* [Exercise requirements]: Wherever a line in the records below contains "label", copy that line.

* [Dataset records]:
== Segment start ==
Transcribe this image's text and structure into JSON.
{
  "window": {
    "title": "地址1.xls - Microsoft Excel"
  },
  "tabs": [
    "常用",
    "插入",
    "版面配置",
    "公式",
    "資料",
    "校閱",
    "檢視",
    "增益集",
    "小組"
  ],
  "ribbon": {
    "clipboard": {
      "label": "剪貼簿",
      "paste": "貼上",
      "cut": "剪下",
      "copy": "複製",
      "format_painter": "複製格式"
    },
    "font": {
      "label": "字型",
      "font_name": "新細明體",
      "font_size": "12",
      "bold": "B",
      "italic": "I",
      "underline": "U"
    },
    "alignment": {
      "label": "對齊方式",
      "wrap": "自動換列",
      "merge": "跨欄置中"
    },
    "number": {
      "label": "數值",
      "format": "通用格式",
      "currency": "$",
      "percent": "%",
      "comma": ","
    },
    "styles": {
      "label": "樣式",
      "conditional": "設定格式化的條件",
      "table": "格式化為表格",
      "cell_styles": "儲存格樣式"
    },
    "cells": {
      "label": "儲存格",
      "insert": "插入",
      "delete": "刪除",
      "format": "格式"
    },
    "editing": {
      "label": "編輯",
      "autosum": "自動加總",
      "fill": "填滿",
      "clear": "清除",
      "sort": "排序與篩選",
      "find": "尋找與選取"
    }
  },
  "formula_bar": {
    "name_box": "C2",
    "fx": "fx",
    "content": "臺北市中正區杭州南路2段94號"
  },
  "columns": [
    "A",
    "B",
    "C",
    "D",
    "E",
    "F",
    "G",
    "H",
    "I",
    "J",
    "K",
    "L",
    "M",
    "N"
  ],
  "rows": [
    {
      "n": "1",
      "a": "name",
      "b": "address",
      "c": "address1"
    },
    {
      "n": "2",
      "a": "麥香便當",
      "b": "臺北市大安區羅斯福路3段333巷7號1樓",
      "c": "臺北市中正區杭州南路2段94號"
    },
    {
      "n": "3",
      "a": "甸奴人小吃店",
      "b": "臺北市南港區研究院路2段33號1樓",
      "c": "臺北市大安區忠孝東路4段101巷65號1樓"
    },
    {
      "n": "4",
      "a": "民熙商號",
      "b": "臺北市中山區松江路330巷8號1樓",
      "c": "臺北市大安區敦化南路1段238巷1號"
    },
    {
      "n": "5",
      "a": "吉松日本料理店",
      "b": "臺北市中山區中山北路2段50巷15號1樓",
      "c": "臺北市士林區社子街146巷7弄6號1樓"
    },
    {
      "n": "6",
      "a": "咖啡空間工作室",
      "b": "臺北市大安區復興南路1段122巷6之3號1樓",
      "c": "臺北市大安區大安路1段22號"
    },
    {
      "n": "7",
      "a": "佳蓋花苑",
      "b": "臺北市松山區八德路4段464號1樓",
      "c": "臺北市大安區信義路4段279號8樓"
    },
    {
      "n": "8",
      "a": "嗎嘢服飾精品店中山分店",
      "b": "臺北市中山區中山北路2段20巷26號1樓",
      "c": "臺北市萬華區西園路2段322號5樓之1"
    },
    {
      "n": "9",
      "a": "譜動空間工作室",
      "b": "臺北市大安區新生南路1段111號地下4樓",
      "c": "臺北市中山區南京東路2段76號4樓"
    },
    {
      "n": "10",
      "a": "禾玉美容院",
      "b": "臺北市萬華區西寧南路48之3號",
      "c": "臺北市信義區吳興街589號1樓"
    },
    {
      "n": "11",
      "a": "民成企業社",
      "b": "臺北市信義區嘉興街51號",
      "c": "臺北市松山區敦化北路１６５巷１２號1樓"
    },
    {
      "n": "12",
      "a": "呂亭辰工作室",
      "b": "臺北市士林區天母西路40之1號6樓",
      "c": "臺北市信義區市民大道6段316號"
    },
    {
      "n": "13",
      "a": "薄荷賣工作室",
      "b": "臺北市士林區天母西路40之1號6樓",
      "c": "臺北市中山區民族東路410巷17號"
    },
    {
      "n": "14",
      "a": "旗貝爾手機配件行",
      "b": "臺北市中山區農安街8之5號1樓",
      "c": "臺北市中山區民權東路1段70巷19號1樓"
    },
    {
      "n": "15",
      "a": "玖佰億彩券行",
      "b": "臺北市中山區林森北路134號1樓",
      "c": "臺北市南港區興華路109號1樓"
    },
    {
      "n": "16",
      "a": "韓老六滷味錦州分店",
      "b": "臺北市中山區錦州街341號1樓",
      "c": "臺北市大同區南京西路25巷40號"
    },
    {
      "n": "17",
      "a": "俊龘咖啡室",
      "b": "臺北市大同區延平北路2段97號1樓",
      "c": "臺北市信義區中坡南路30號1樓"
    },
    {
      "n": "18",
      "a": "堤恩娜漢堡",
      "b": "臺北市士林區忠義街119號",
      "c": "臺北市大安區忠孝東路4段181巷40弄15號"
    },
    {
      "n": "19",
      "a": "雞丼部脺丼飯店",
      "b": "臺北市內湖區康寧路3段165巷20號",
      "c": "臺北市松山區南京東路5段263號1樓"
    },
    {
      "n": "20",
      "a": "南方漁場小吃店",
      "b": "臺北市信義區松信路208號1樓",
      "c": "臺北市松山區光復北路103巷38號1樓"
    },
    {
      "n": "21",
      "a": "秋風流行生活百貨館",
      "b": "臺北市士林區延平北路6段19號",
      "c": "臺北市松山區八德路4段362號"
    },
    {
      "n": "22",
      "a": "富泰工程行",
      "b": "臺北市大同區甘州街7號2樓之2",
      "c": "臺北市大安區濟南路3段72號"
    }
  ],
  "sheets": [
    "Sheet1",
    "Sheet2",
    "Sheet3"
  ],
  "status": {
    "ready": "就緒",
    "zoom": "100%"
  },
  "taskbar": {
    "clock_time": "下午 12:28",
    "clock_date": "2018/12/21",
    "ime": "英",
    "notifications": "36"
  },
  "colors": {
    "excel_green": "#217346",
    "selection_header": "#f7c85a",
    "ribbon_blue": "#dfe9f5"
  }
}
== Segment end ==
* [Your solution]:
      "label": "剪貼簿",
      "label": "字型",
      "label": "對齊方式",
      "label": "數值",
      "label": "樣式",
      "label": "儲存格",
      "label": "編輯",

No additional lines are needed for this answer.